What the exercise asks - Using the material that follows, work out how many lines include the word "screenshot". Your answer should be that number only.
-- Records to use follows --
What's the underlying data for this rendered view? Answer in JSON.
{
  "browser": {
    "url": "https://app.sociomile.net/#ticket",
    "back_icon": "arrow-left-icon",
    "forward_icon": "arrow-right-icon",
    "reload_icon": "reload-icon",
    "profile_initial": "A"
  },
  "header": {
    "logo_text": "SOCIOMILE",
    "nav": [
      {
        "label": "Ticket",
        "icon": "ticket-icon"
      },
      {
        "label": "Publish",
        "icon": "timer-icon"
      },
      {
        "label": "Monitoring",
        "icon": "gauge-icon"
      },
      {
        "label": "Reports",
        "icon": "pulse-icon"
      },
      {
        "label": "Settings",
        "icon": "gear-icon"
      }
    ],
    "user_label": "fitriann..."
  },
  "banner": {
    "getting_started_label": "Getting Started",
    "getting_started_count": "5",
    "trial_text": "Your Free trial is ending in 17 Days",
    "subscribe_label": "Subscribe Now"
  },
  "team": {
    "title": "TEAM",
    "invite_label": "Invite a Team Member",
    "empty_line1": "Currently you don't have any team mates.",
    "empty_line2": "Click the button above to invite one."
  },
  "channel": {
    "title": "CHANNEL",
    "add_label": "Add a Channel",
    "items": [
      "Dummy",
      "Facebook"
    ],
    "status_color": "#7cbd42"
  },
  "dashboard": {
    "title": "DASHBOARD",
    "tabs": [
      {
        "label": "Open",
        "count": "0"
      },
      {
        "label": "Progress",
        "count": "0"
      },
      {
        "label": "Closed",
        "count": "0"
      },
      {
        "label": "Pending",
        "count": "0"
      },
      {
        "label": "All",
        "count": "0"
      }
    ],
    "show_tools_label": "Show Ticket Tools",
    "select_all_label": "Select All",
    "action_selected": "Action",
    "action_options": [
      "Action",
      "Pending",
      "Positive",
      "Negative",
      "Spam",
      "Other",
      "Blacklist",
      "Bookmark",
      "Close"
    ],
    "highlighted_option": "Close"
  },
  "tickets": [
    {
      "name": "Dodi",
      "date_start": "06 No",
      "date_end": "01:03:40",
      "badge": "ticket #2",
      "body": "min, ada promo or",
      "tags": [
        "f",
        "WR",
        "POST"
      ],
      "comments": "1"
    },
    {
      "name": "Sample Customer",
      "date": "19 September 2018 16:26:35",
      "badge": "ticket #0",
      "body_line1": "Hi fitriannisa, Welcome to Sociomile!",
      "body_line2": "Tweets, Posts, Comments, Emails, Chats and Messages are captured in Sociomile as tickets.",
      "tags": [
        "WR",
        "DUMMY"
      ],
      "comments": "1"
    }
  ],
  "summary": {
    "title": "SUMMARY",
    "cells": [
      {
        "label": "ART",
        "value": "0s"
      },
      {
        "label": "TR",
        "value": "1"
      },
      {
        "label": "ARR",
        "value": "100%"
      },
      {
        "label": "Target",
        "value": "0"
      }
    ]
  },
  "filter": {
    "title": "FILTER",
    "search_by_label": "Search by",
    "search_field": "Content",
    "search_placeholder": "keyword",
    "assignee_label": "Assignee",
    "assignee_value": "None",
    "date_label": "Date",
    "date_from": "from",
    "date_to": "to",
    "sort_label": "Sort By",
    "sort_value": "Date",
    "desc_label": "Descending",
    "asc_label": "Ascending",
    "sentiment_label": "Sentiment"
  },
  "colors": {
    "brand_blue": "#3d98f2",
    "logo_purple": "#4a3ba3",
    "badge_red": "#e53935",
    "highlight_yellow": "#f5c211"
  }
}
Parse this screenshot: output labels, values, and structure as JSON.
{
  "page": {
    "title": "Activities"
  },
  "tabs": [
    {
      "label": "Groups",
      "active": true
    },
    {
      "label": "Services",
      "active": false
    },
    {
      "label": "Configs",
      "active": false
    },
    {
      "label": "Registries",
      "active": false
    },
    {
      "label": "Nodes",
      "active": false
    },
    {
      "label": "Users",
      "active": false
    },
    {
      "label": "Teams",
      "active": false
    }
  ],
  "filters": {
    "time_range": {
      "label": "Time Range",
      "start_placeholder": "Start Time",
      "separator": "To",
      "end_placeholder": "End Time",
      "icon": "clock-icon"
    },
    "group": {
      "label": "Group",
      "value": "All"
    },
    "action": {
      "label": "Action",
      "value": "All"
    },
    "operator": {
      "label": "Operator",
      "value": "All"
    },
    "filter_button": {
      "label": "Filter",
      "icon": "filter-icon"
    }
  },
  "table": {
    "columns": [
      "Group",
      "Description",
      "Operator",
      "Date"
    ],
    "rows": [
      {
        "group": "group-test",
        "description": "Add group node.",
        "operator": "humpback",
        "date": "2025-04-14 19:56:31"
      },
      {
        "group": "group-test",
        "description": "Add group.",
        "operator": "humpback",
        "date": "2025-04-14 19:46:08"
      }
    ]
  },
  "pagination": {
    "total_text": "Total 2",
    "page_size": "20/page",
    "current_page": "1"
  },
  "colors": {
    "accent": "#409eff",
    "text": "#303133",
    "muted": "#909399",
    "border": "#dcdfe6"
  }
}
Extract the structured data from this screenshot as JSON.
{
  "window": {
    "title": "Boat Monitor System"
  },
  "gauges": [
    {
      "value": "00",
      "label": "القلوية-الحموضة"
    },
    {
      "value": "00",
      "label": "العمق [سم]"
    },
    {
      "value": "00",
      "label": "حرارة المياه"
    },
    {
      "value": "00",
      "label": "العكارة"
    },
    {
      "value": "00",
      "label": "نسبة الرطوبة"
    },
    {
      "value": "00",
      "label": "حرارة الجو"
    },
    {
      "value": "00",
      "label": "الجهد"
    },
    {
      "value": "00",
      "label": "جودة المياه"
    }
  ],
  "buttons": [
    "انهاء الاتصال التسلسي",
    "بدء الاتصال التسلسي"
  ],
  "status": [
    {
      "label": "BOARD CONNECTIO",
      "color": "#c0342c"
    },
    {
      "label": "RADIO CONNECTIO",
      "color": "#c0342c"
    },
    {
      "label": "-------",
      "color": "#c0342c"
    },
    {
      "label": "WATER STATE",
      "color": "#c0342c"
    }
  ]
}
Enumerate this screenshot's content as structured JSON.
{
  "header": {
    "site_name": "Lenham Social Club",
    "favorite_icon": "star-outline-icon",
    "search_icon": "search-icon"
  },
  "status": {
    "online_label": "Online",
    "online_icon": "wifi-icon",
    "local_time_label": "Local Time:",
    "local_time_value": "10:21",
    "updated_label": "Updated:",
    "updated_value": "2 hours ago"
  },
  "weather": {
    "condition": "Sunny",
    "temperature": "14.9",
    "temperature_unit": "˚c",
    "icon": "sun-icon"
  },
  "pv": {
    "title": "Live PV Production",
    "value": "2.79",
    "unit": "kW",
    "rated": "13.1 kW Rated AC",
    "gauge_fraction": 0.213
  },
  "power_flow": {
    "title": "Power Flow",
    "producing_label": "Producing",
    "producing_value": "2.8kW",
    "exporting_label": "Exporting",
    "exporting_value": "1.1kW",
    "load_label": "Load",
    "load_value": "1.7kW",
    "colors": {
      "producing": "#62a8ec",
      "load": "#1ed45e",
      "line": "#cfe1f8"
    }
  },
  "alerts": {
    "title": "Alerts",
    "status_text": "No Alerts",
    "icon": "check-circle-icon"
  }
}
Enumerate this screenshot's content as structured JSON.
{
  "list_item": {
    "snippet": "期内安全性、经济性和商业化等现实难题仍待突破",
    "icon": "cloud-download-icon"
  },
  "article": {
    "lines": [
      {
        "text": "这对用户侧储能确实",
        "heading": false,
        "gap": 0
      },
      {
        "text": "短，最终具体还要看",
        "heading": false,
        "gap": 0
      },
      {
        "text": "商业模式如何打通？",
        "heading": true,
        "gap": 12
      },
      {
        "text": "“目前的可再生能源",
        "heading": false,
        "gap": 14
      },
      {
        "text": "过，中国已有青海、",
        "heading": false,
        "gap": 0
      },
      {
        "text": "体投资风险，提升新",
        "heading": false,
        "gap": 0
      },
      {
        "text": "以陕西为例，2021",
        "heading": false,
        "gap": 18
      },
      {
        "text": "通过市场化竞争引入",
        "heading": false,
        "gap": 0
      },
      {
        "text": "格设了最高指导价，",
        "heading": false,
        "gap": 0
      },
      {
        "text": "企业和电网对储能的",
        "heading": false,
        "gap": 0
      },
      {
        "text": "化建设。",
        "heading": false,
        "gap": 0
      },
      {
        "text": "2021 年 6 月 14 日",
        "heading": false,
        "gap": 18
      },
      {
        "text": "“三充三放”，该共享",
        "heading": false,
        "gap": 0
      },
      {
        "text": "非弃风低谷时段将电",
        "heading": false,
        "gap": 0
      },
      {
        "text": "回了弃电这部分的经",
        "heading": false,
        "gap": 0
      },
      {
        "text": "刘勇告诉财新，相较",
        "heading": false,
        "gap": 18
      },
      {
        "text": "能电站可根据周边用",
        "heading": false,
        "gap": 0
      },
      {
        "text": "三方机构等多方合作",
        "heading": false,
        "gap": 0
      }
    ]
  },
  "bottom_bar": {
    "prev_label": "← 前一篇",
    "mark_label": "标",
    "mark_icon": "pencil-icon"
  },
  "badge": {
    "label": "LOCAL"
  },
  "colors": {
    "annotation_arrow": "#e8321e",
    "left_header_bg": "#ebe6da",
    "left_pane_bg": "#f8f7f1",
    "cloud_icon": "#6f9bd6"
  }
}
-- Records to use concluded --
Reply to the exercise - 4